• Democrats seem to be completely missing why they lost. They think Trump voters supported him because they are racists and xenophobes, nothing else. The truth is a lot more complicated. Yes, there are plenty of racists, bigots and crazies among Trump’s base, but most of his votes came from people who simply refused to vote for what Clinton and Co. represented. They were disgusted with what Clinton stood for — both ideologically and culturally — and they had given up all hope that the GOP establishment could do anything to fight against the progressive left. The Trump voters are mostly white people who believe they have seen their interests shoved aside politically and have seen themselves marginalized and belittled by a progressive left culture that blames racism and sexism for everything. Unless you take the time to understand them, things are going to get even worse.

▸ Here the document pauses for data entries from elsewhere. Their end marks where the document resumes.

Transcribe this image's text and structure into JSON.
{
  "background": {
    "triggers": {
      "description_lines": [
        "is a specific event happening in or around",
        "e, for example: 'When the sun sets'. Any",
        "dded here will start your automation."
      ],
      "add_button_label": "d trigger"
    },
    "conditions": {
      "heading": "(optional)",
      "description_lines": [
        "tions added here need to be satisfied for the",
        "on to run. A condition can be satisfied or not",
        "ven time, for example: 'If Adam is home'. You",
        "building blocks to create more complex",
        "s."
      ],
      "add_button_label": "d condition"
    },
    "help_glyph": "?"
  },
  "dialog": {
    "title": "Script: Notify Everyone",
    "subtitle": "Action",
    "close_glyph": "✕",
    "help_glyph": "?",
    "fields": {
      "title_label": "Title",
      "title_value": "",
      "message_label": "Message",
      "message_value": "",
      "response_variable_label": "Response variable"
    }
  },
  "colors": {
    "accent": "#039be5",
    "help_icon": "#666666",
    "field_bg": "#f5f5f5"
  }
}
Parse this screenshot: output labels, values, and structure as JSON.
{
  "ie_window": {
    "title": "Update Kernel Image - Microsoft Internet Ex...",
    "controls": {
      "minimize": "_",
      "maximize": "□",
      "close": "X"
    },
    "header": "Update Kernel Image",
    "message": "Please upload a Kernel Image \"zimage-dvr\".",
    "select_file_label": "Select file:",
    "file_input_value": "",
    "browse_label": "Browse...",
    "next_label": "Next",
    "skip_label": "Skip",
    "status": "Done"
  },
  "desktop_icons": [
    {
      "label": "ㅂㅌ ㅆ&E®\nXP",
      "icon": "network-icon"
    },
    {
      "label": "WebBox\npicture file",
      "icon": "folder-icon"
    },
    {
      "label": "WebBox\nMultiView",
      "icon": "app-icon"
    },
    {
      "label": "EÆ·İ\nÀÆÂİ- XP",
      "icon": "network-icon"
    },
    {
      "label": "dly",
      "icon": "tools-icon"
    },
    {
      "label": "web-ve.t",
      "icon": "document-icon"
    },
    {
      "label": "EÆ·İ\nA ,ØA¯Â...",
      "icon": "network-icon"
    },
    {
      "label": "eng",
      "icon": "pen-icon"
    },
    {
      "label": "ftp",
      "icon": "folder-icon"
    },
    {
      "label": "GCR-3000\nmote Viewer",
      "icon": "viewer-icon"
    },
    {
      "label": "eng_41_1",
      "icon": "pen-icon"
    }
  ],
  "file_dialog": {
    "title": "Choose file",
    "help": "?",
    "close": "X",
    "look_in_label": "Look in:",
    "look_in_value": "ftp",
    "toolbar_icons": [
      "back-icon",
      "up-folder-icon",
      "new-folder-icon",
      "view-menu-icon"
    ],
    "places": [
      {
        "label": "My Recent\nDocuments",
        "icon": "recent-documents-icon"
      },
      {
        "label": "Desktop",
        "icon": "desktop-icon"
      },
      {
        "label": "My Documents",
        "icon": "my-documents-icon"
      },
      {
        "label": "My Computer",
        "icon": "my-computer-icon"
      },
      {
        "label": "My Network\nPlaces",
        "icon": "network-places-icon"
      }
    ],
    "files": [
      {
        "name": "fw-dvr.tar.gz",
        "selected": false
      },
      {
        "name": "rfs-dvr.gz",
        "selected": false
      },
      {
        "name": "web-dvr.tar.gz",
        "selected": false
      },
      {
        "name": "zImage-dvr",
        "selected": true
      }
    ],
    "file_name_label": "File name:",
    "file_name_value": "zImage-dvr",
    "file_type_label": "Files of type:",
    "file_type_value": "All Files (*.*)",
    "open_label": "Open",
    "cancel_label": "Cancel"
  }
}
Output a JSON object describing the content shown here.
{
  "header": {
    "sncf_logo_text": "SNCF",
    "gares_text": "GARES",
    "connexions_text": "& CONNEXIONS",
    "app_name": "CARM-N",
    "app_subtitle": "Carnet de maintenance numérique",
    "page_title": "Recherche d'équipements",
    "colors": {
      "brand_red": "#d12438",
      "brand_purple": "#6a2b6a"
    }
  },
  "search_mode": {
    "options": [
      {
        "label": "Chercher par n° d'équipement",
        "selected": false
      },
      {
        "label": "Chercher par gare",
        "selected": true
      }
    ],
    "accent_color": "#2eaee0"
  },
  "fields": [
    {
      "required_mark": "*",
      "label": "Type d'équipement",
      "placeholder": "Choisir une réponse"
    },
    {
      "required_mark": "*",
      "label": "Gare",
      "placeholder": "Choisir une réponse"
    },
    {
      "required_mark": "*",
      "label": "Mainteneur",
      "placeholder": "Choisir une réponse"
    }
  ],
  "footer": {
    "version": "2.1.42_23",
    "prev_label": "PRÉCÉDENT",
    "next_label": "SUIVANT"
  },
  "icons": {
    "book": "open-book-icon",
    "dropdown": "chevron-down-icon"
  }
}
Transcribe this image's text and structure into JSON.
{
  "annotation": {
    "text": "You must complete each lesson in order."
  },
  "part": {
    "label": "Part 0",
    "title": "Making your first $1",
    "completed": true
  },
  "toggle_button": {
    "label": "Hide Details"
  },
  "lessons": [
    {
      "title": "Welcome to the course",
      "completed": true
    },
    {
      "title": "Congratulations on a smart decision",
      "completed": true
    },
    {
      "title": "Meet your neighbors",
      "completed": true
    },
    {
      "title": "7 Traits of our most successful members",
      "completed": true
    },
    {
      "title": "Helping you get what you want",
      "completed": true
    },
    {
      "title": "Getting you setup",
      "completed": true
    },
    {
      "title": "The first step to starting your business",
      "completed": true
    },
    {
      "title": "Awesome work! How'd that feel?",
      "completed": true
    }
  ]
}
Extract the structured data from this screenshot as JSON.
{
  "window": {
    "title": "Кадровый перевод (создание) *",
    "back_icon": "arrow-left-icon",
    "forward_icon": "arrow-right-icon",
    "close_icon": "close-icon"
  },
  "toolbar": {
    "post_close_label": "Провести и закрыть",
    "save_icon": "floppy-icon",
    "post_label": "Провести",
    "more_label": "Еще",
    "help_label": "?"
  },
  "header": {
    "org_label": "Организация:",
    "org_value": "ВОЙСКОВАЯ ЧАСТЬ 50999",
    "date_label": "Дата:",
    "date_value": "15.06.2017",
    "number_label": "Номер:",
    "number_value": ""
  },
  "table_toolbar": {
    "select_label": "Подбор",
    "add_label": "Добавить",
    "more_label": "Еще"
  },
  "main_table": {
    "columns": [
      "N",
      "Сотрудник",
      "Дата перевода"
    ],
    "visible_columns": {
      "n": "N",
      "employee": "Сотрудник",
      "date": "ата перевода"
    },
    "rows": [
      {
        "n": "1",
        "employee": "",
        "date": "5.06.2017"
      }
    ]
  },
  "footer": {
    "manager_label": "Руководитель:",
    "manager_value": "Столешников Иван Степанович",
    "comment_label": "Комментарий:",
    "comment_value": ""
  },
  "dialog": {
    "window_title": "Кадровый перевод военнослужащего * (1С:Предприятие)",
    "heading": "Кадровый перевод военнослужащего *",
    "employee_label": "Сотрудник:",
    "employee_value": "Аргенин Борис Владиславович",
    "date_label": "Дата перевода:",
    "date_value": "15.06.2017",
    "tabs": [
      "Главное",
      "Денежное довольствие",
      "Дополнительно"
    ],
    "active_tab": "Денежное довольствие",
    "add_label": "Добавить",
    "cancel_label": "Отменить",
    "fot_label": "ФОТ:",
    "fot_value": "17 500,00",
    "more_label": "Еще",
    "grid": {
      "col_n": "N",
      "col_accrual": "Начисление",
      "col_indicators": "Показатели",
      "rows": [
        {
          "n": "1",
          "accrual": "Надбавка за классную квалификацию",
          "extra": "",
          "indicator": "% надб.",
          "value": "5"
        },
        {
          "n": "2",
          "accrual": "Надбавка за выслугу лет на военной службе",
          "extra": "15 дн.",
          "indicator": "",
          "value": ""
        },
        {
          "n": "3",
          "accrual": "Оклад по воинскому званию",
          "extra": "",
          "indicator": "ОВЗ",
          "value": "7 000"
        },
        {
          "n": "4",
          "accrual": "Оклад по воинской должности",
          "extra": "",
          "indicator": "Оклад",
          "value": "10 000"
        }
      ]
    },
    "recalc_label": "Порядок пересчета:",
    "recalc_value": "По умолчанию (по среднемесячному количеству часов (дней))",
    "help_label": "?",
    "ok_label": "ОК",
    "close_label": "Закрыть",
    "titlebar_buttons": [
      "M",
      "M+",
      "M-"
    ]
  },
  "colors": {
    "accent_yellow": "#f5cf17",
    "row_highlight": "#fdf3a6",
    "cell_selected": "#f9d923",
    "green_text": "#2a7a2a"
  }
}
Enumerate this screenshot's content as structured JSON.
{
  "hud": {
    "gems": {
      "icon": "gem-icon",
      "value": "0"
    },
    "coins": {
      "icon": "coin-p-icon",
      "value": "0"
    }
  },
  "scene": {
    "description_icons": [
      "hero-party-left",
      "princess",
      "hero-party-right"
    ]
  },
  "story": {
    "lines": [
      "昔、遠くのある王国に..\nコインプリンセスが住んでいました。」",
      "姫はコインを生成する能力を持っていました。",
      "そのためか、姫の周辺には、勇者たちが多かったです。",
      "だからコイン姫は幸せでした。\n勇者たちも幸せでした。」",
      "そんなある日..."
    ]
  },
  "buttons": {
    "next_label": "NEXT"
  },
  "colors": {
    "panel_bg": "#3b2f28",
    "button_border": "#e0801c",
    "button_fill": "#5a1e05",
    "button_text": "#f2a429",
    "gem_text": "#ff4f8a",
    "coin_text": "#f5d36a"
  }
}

• Although Republicans will control the Senate, they will have a razor-thin margin of control. Do you remember those Democrats who were railing not long ago about getting rid of the filibuster? I have a feeling they are suddenly going to find reason to decide it’s quite a fair tool after all. (They’re all hypocrites.)
• Polls can sometimes be wrong, but that doesn’t mean they are rigged. It’s ignorance to assume so. Good polls usually give us reasonable guesses about who’s going to win. When multiple polls mostly show the same thing, there’s a very good chance they’re right. In modern elections, polls have given remarkably good data and good predictions, but they’re not perfect. When they’re wrong — as they clearly were this time — there will be a reason based on sampling assumptions or something else. Professional numbers-crunchers will be working for months to figure out what went wrong. Many of them are very good at their jobs. The fact that an aberration made them miss things simply means they were wrong, not that they were “rigging” polls to fool you.
• One of the most bizarre things I see from some Trump fans right now is the assertion that “conservatives” are going to control the White House and both houses of Congress. Trump is not a conservative. He is an unpredictable populist. Of course, many who think they are conservatives are actually pro-control populists, too. The battles between the populists and the actual conservatives (both traditional and neo types) are going to be vicious.
• The fighting among defeated Democrats for control of 2020 is going to be fierce. Will the party swing back to the far left in the form of an outright socialist such as Bernie Sanders? Or will the more centrist group — which doesn’t actually differ that much from the neoconservatives on policy — simply find a better candidate? (I suspect almost any other Democrat could have beaten Trump and almost any other Republican could have beaten Clinton. Both sides picked their worst.) The fighting among Democrats for the soul and direction of their party will almost certainly get ugly. The next few months will be especially nasty as various factions start pointing fingers at one another.
• Do you remember the part of Alexis de Tocqueville’s “Democracy in America” in which he recounts meeting Andrew Jackson at the White House? I can’t help but recall that passage as I envision the upcoming Trump presidency. Dig the passage up and see if you agree with me. (If you like Trump, you probably won’t.)
For me, the end of the campaign means it’s time to get back to intensely focusing on making art, making money and figuring out who will be important enough in my life to fight for — and with — against whatever troubles lie ahead. It’s time to get to work. There’s a lot to get done — and politics is the least important part of my world.